Interestingly, many viral response genes were differentially regulated during B. rossi infection, particularly during infection onset. On day 1 in the high inoculum cohort, pathways including positive regulation of defense response to virus by host (GO:0002230), antiviral mechanisms by IFN-stimulated genes (R-CFA-1169410), and ISG15 antiviral mechanism (R-CFA-1169408) were enriched. The latter two pathways were also enriched on day 3 in the low inoculum cohort, along with response to interferon-alpha (GO:0035455) and cellular response to interferon-beta (GO:0035458). (Fig S1).
This is also reflected in the significant upregulation of constituent viral response genes throughout the infection in both inoculum groups. All of the following genes were identified as cluster 2 DEGs: RSAD2, ISG15, DDX58, DDX60, OAS1, OAS2, OASL1, MX1, PLSCR1, ICAM1, TRIM10, KLRD1, LGALS9, and LTF. In general these genes are related to type I interferon antiviral signalling and have been associated with a range of viruses including influenza, west Nile virus, hepatitis C, and dengue virus (66–80). Interestingly, previous studies in malaria and leishmaniasis models suggest that type I interferons suppress anti-parasitic immunity (81–84). CD8+ T cells are also associated with antiviral activity (62,63,85,86). Together, these transcriptomic data implicate the role of viral response genes and pathways in the host immune response to B. rossi infection.

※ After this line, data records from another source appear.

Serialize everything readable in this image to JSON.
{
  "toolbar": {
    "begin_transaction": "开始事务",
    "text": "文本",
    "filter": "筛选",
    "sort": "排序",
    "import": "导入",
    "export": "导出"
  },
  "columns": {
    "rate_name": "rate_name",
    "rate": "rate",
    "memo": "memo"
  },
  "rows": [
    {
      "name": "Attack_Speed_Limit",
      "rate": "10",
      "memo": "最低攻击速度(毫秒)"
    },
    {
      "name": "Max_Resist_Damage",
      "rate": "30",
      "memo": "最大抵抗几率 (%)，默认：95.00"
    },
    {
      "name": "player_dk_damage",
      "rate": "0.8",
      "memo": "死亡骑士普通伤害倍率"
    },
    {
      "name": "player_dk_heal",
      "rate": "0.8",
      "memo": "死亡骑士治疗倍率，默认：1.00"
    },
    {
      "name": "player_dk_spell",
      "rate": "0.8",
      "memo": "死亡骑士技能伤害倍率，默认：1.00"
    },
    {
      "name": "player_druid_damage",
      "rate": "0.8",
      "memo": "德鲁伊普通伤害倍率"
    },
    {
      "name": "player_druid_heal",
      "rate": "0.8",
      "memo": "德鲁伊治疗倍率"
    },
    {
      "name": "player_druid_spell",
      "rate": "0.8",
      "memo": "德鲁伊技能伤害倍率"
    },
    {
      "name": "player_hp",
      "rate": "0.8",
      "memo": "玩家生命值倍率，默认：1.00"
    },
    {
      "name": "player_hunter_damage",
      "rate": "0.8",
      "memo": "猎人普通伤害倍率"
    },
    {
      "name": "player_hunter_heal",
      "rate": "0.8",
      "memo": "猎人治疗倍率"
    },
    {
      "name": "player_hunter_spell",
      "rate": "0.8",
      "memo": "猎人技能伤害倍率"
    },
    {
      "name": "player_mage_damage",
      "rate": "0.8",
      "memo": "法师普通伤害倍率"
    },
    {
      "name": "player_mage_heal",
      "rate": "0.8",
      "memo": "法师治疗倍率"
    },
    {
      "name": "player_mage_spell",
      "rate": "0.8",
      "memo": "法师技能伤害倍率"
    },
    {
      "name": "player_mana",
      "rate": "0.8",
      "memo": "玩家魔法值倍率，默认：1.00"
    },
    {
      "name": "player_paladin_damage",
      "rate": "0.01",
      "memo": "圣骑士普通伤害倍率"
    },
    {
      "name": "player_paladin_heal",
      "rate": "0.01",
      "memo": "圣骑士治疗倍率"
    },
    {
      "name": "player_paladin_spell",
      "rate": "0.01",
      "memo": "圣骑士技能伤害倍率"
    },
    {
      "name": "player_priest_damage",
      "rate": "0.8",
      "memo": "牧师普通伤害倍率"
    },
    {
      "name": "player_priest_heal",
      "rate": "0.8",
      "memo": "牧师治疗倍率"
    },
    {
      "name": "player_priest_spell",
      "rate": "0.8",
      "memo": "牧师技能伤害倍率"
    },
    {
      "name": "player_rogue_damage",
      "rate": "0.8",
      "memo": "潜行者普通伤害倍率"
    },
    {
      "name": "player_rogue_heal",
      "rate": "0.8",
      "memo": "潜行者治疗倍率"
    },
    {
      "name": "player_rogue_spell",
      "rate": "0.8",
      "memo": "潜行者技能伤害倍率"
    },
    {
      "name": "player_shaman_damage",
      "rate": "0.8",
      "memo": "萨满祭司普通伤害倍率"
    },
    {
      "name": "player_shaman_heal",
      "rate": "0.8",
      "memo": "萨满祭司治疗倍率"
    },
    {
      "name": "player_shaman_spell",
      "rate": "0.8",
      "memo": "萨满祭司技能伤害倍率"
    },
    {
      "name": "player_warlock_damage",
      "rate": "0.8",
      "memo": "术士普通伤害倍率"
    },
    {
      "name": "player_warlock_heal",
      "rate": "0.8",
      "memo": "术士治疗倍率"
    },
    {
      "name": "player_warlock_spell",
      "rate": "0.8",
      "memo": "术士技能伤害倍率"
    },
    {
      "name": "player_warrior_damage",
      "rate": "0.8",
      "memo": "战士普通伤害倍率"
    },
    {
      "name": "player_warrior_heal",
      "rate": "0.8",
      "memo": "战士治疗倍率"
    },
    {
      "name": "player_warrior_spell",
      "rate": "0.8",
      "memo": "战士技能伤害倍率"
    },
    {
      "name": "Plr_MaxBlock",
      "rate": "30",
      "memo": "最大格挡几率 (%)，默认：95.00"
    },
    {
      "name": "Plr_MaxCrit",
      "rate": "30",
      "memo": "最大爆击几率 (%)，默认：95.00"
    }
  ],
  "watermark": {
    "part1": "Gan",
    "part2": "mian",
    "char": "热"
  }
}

The inoculum of 109 parasites resulted in an acute and severe disease course. This rapid disease course may be more representative of transfusion-associated babesiosis than natural tick-transmitted infections which would evolve more slowly. The low-mapped reads on day 4 in the high and low inoculum cohorts and day 3 in the high appear to be associated with the high levels of parasitemia recorded on those days. The lower percentage of mapped reads indicates lower overall sequencing accuracy and the potential presence of contaminating DNA, thus increasing the likelihood of spurious results on these days. Additionally, one animal in the high inoculum died on the morning of day 4, which may have affected the expression means reported on days 4, 6, and 8. Transcriptomic and clinical results reported on days 6 and 8 may have been further affected by the administration of day 4 interventions including blood transfusions and anti-parasite drug. Furthermore, both cohorts were small (low n = 2; high n = 3); however, there was a high degree of consistency between subjects of the same cohort with regard to clinical observations and transcriptomic data.